I’m a big fan of the Scottish Intercollegiate Guidelines Network (SIGN) guidelines, especially the quick reference guides.
This one on obstructive sleep apnoea is a PDF that can be printed on two sides of A4 and folded into a neat leaflet.
The recommendations are graded A, B, C, or D according to the strength of the supporting evidence. And although it is so brief, all the basics are here.
The diagnosis section covers history, physical examination and diagnostic tools, which include polysomnography, limited sleep studies and oximetry.
Under treatment come behavioural interventions, non-surgical interventions, and a statement that pharmacological therapy should not be used as first-line therapy. Surgical interventions are also dealt with, and there is an interesting section on quality of life, driving and the DVLA’s recommendations for affected patients.

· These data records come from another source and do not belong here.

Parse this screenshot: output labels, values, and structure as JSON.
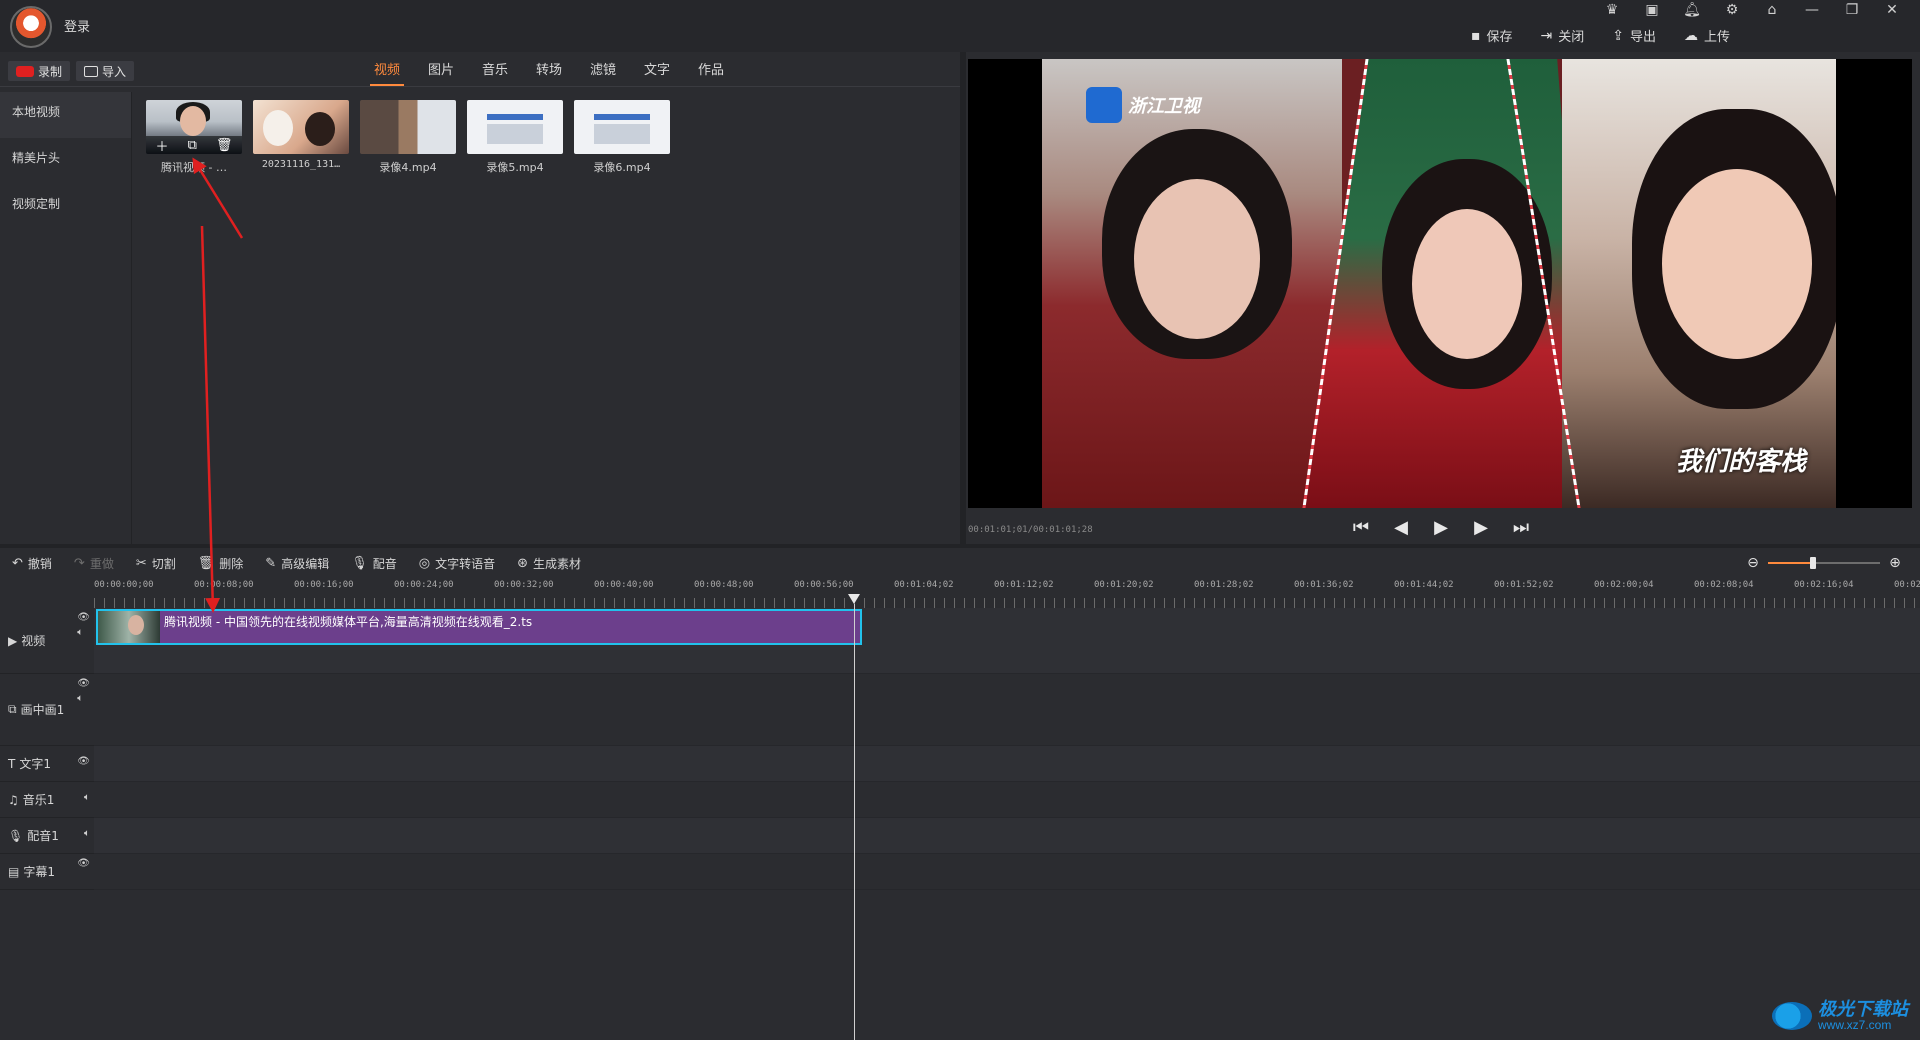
{
  "titlebar": {
    "login": "登录",
    "window_icons": [
      "crown-icon",
      "player-icon",
      "bell-icon",
      "gear-icon",
      "home-icon",
      "minimize-icon",
      "restore-icon",
      "close-icon"
    ],
    "actions": [
      {
        "label": "保存",
        "icon": "save-icon"
      },
      {
        "label": "关闭",
        "icon": "close-project-icon"
      },
      {
        "label": "导出",
        "icon": "export-icon"
      },
      {
        "label": "上传",
        "icon": "upload-icon"
      }
    ]
  },
  "record_bar": {
    "record": "录制",
    "import": "导入"
  },
  "tabs": [
    "视频",
    "图片",
    "音乐",
    "转场",
    "滤镜",
    "文字",
    "作品"
  ],
  "active_tab": 0,
  "sidebar": {
    "items": [
      {
        "label": "本地视频"
      },
      {
        "label": "精美片头"
      },
      {
        "label": "视频定制"
      }
    ],
    "active": 0
  },
  "media": [
    {
      "label": "腾讯视频 - …"
    },
    {
      "label": "20231116_131…"
    },
    {
      "label": "录像4.mp4"
    },
    {
      "label": "录像5.mp4"
    },
    {
      "label": "录像6.mp4"
    }
  ],
  "preview": {
    "brand": "浙江卫视",
    "show_logo": "我们的客栈",
    "time": "00:01:01;01/00:01:01;28"
  },
  "timeline_toolbar": [
    {
      "label": "撤销",
      "icon": "undo-icon",
      "enabled": true
    },
    {
      "label": "重做",
      "icon": "redo-icon",
      "enabled": false
    },
    {
      "label": "切割",
      "icon": "scissors-icon",
      "enabled": true
    },
    {
      "label": "删除",
      "icon": "trash-icon",
      "enabled": true
    },
    {
      "label": "高级编辑",
      "icon": "pencil-icon",
      "enabled": true
    },
    {
      "label": "配音",
      "icon": "microphone-icon",
      "enabled": true
    },
    {
      "label": "文字转语音",
      "icon": "tts-icon",
      "enabled": true
    },
    {
      "label": "生成素材",
      "icon": "generate-icon",
      "enabled": true
    }
  ],
  "zoom_level": 0.4,
  "ruler_labels": [
    "00:00:00;00",
    "00:00:08;00",
    "00:00:16;00",
    "00:00:24;00",
    "00:00:32;00",
    "00:00:40;00",
    "00:00:48;00",
    "00:00:56;00",
    "00:01:04;02",
    "00:01:12;02",
    "00:01:20;02",
    "00:01:28;02",
    "00:01:36;02",
    "00:01:44;02",
    "00:01:52;02",
    "00:02:00;04",
    "00:02:08;04",
    "00:02:16;04",
    "00:02:2"
  ],
  "tracks": [
    {
      "label": "视频",
      "icon": "video-track-icon"
    },
    {
      "label": "画中画1",
      "icon": "pip-track-icon"
    },
    {
      "label": "文字1",
      "icon": "text-track-icon"
    },
    {
      "label": "音乐1",
      "icon": "music-track-icon"
    },
    {
      "label": "配音1",
      "icon": "mic-track-icon"
    },
    {
      "label": "字幕1",
      "icon": "subtitle-track-icon"
    }
  ],
  "clip": {
    "title": "腾讯视频 - 中国领先的在线视频媒体平台,海量高清视频在线观看_2.ts"
  },
  "watermark": {
    "line1": "极光下载站",
    "line2": "www.xz7.com"
  },
  "colors": {
    "accent": "#ff8a3d",
    "clip": "#6c3f8c",
    "clip_border": "#22c2ec",
    "annotation": "#e02020"
  }
}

There are other little gems in this short item, such as that sleep apnoea must be excluded before surgical treatment for snoring, and that the combination of COPD and sleep apnoea is potentially dangerous.
Why go there: concise, good quality information.

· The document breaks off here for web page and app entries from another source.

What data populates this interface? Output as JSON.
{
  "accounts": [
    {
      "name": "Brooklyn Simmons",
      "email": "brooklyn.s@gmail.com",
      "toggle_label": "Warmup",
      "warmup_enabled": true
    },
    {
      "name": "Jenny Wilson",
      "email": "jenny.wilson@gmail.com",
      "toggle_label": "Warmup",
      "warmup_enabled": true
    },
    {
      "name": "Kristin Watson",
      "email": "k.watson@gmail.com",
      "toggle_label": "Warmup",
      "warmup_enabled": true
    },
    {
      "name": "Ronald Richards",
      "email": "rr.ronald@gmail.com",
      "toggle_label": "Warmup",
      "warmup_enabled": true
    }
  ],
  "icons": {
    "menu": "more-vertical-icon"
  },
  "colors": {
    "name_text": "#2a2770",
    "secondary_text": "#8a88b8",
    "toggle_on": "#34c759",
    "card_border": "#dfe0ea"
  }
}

Information from: SIGN guidelines.
Using the Epworth sleepiness score
This site on the ESS chart is necessary because the downside to a print-off chart is that it contains minimal information on how to interpret the results. This one-page PDF fact sheet explains them in full.
The ESS was originally developed by Murray Johns, MD, of the Epworth Hospital in Melbourne, Australia, in 1991. I hope he receives some sort of commission for its use.
In the site you find an overview of how the scale works, and a paragraph about how you should read the results. This tells you that a score of 5.9 is about normal, and untreated sleep apnoea scores about 16. If your patient scores over 17.5, they probably have narcolepsy.
The maximum score is 24. If you obtain this result, I suggest you look for signs of rigor mortis — or maybe it’s someone who has just read one of GP’s rival publications.
Why go there: a simple method of interpretation.
Information from: Cephalon.com.
Dr Barnard is a former GP in Fareham, Hampshire
Website of the week
I do not often pick a patient site as website of the week, but this PDF from down under deserves the accolade by being so easy to read and containing just the right amount of detail. Its headline suggests it is aimed at drivers, but it is equally relevant for anyone who may have the condition.
Each section is brief, clear and has an illustration, and ends by giving the patient a guide to treatment options. There is also a paragraph about what it is like to use a continuous positive pressure airways machine.
The information is good enough to remind GPs of the essentials. Directing sufferers to the site, or offering them a print-out of the PDF, will undoubtedly result in a saving of consultation time and a better-informed patient.
Why go there: excellent patient information.
Downside: no Epworth sleepiness scale.
Information from: Australian Lung Foundation.